Milk and yogurt in a low GI diet
Reduced or low fat or skim dairy and soy milk and yogurt are handy foods to have on hand for healthy drinks or snacks that can lower the overall GI of your diet.
Milk’s low GI (20–34 for various skim to regular fat cow milks) is a combination of its naturally low GI sugar (lactose) plus milk protein, which forms a soft curd in the stomach and slows down the rate of stomach emptying. The unique mix of amino acids in cow milk protein are also thought to stimulate insulin secretion, further lowering the GI. Low fat flavoured milks also have a low GI (26–42). Yes, they have added sugar, but it’s in relatively modest amounts (about 4%) compared with soft drinks (11–12%). Some are also made with alternative sweeteners. We don’t have GI values for goat milk as it hasn’t been tested (nor has camel milk). However, they are likely to be similar to cow milk.

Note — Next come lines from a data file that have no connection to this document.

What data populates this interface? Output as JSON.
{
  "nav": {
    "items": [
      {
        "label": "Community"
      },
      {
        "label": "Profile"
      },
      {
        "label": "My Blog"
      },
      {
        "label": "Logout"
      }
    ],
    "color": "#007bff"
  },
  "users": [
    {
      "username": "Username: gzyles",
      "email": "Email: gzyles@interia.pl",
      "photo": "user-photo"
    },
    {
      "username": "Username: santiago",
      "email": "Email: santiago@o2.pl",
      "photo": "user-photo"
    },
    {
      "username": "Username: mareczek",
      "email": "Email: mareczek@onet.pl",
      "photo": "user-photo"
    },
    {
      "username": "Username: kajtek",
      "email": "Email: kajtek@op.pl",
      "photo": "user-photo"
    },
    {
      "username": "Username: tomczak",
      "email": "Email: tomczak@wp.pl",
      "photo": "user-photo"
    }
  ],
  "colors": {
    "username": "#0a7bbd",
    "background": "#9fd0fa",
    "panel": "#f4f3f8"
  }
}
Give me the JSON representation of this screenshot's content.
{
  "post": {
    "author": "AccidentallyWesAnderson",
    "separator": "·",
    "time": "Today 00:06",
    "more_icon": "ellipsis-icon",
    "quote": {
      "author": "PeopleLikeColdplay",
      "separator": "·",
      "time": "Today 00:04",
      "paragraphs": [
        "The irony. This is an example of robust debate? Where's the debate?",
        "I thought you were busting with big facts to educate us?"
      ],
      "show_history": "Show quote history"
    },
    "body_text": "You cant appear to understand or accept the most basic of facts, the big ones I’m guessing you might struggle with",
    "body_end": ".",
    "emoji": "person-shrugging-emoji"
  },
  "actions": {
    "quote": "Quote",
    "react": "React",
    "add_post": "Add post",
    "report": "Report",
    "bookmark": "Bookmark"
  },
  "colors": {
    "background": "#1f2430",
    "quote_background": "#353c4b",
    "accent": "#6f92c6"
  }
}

Soy milk is dairy- and lactose-free and an easy way to include soy protein in your diet. The GI values of soy milks range from 16–45. To ensure it is a suitable alternative to regular dairy milk, manufacturers enrich it with calcium, riboflavin and vitamin B12.

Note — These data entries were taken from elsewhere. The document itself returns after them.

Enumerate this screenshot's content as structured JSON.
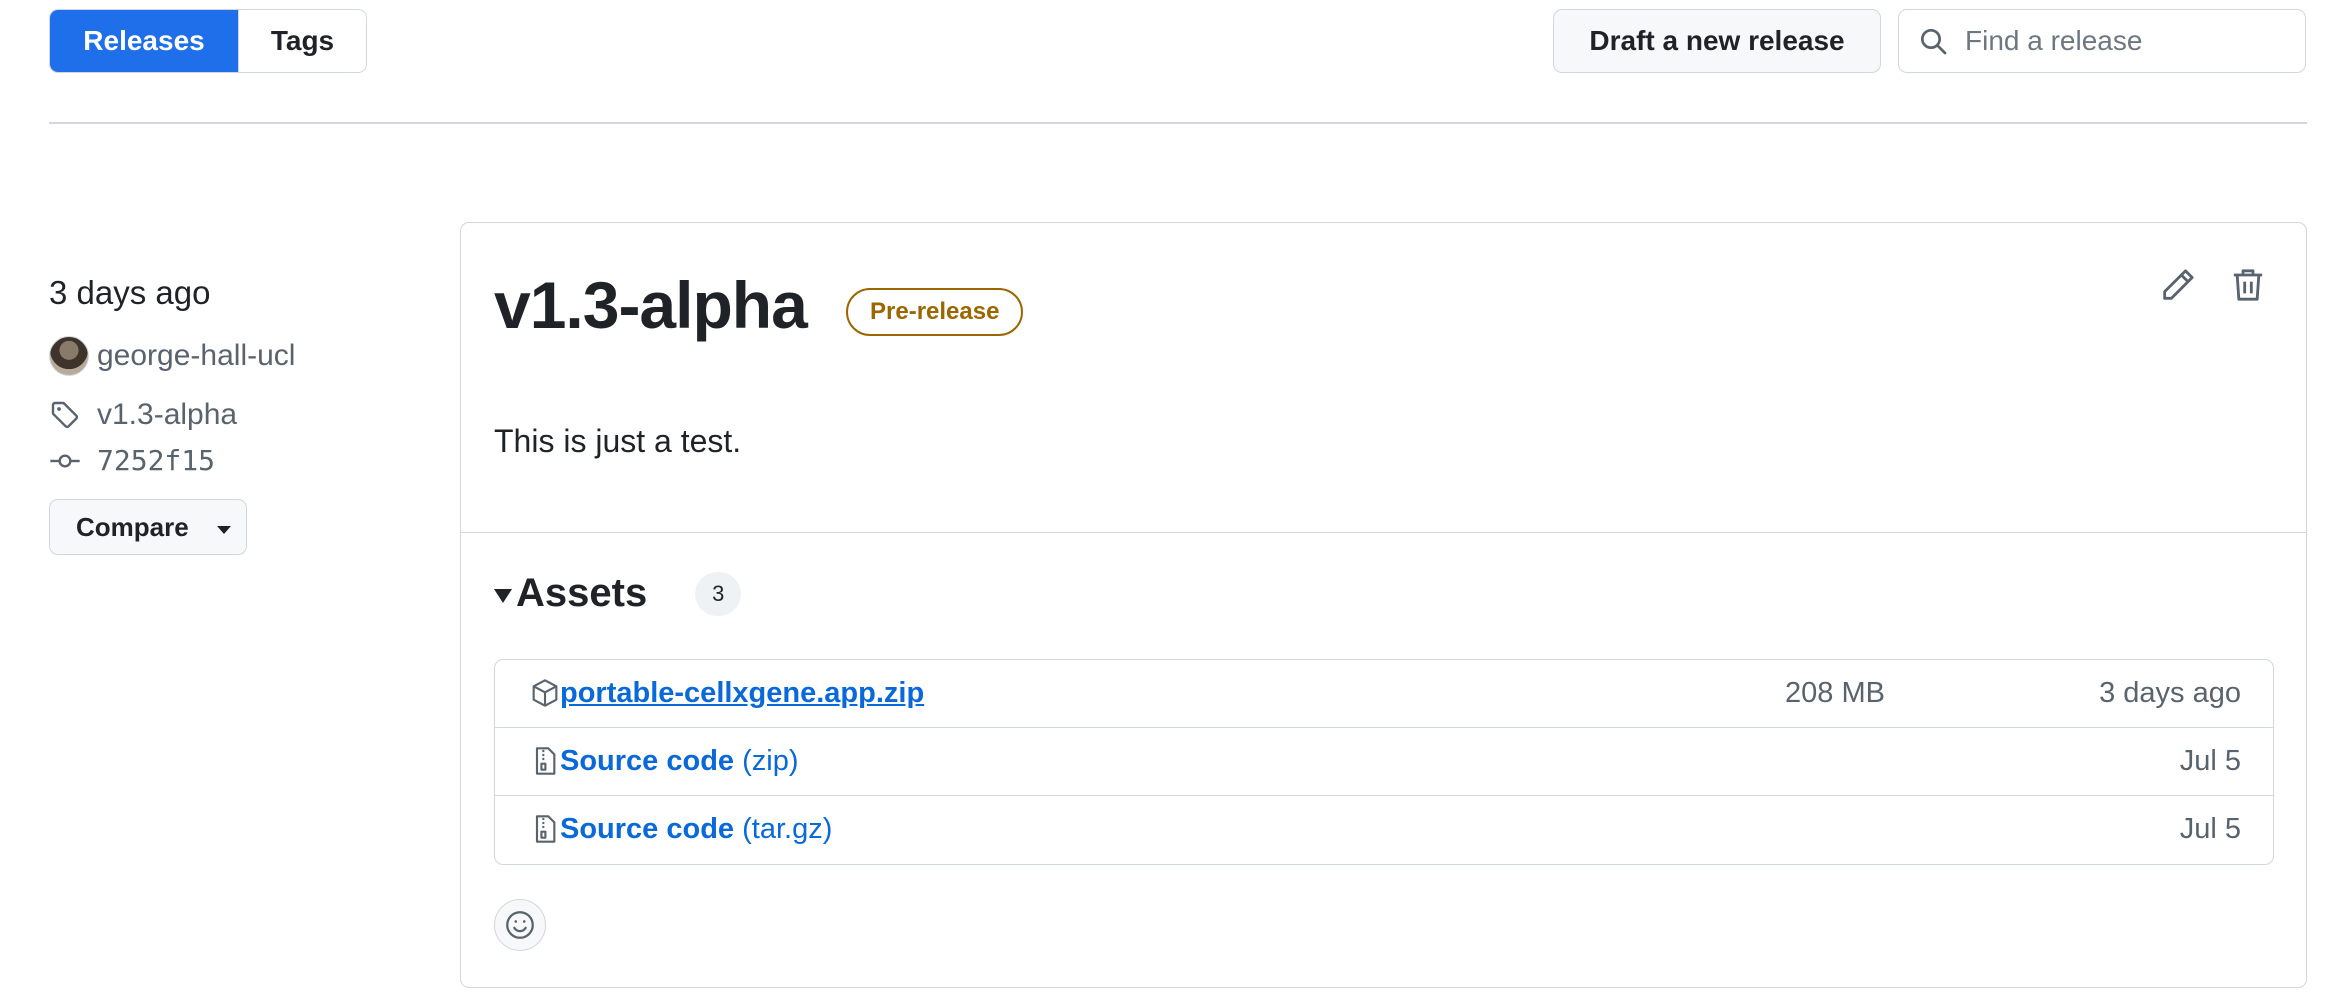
{
  "toolbar": {
    "tab_releases": "Releases",
    "tab_tags": "Tags",
    "draft_button": "Draft a new release",
    "search_placeholder": "Find a release"
  },
  "sidebar": {
    "date": "3 days ago",
    "author": "george-hall-ucl",
    "tag": "v1.3-alpha",
    "commit": "7252f15",
    "compare_button": "Compare"
  },
  "release": {
    "title": "v1.3-alpha",
    "badge": "Pre-release",
    "body": "This is just a test.",
    "assets_title": "Assets",
    "assets_count": "3",
    "assets": [
      {
        "name": "portable-cellxgene.app.zip",
        "suffix": "",
        "size": "208 MB",
        "date": "3 days ago",
        "icon": "package-icon"
      },
      {
        "name": "Source code",
        "suffix": "(zip)",
        "size": "",
        "date": "Jul 5",
        "icon": "file-zip-icon"
      },
      {
        "name": "Source code",
        "suffix": "(tar.gz)",
        "size": "",
        "date": "Jul 5",
        "icon": "file-zip-icon"
      }
    ]
  },
  "colors": {
    "accent": "#1f6feb",
    "link": "#0969da",
    "prerelease": "#9a6700",
    "border": "#d0d7de",
    "muted": "#59636e"
  }
}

Oat milk’s GI value (69) is roughly twice that of dairy milk, however we think it’s probably a better option than rice milk (GI 79–92) if you are choosing a grain-based milk. Look for calcium-enriched products. The only GI-tested almond milk to date is Almond Breeze (GI 25 for Almond Breeze Original). It’s not a significant source of protein or carbs (1g and 2g respectively in 240ml serving). We reported on it in GI News HERE. Rice milks that have been tested to date have very high GI values (Australia’s Own GI 92 and Vitasoy GI 79). They are typically processed from brown rice and are essentially a source of carbs (24g per cup). Choose calcium-enriched products if you buy them.

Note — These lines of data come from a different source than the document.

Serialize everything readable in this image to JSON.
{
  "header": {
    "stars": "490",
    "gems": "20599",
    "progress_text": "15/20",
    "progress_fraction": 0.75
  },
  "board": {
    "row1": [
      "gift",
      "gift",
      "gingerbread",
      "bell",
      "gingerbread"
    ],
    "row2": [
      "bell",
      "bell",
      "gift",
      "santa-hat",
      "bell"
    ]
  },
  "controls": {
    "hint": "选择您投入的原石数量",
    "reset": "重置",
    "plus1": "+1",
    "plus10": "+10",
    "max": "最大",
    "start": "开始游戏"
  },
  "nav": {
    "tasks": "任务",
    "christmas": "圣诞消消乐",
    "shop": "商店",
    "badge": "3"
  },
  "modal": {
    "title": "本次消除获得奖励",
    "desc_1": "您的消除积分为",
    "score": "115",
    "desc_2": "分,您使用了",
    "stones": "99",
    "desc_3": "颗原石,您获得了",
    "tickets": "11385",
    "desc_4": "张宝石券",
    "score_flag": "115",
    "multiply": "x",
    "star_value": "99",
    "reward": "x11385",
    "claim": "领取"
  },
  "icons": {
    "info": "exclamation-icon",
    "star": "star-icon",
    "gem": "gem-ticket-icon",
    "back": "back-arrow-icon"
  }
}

Yogurt’s low GI values are thanks (mainly) to the combination of acidity and high protein and of course the fact that lactose, the sugar in milk, has a naturally low GI (46). How low does yogurt go? Well, testing at the University of Sydney has found ‘diet’ yogurts have the lowest GI values (14–21) and contain fewer kilojoules/calories, and around half the carbohydrate compared with yogurts that have added sugars (26–43). Even if you are lactose intolerant, you can enjoy yogurt without symptoms because the ‘bugs’ (i.e. culture organisms added to milk to make yogurt) do the job of lactase digestion for you.
Soy yogurt (GI 50) is usually made from soybeans or soy protein rather than soy drink. Look for calcium-enriched, low fat varieties.